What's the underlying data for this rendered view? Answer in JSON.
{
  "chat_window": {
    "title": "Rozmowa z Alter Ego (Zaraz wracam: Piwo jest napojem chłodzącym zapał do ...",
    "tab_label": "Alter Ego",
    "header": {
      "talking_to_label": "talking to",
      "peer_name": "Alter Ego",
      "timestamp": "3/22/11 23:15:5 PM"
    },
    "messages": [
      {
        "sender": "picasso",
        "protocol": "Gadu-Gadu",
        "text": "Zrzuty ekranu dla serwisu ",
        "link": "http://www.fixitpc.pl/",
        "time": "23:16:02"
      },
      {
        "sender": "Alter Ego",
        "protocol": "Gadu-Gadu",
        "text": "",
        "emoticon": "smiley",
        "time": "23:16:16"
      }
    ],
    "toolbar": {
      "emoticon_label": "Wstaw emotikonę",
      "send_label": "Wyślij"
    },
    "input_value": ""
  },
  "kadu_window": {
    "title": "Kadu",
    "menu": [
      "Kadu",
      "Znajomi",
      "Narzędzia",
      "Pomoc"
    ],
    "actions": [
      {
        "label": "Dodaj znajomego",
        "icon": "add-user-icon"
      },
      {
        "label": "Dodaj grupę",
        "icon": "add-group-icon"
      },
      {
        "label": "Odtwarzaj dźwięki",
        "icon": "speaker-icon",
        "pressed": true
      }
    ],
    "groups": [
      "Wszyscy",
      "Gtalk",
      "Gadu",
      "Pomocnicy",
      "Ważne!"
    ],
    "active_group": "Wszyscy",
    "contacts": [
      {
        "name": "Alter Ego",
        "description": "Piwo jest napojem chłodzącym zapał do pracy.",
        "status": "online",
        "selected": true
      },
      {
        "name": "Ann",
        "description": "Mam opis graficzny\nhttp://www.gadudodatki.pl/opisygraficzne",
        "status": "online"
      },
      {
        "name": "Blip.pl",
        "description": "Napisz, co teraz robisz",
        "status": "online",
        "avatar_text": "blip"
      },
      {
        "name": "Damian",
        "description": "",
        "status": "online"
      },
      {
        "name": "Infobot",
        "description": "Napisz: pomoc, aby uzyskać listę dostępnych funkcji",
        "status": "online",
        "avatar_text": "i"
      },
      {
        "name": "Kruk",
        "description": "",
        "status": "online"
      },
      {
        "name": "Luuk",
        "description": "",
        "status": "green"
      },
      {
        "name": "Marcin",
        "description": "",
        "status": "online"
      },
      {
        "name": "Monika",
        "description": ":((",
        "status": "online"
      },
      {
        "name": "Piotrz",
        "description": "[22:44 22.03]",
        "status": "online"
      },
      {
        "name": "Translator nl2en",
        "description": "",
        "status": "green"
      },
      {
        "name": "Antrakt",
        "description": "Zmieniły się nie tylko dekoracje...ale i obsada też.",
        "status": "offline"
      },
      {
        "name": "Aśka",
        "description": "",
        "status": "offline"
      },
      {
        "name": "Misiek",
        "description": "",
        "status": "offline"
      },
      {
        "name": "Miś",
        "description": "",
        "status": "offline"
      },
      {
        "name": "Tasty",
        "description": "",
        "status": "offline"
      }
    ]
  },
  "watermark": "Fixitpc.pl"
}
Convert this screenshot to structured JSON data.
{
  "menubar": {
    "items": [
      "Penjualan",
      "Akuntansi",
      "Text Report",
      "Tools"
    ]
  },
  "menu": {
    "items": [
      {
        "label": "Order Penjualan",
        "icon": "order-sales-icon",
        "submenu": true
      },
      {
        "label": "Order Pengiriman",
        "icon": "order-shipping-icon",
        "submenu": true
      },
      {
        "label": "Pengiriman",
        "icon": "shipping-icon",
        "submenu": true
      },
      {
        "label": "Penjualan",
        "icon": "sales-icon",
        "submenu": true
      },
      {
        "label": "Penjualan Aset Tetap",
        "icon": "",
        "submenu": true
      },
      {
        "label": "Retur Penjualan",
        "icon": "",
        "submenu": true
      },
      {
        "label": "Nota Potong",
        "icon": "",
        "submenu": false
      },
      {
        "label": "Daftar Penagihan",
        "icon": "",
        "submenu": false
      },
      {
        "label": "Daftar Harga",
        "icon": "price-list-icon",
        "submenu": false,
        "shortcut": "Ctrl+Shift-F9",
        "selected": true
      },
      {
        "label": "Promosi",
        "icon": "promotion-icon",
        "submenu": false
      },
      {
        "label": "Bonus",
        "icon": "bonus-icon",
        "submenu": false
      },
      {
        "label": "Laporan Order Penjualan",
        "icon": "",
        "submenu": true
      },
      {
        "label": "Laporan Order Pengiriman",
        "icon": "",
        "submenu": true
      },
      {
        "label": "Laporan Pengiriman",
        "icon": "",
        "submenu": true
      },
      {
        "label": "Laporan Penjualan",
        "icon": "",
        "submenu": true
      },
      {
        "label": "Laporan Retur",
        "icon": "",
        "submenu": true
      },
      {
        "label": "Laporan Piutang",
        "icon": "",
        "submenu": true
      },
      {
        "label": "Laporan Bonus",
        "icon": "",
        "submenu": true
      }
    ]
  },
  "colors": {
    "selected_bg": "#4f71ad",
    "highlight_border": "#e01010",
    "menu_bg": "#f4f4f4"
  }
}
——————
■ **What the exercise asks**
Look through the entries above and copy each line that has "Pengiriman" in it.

■ **Answer for this exercise**
        "label": "Order Pengiriman",
        "label": "Pengiriman",
        "label": "Laporan Order Pengiriman",
        "label": "Laporan Pengiriman",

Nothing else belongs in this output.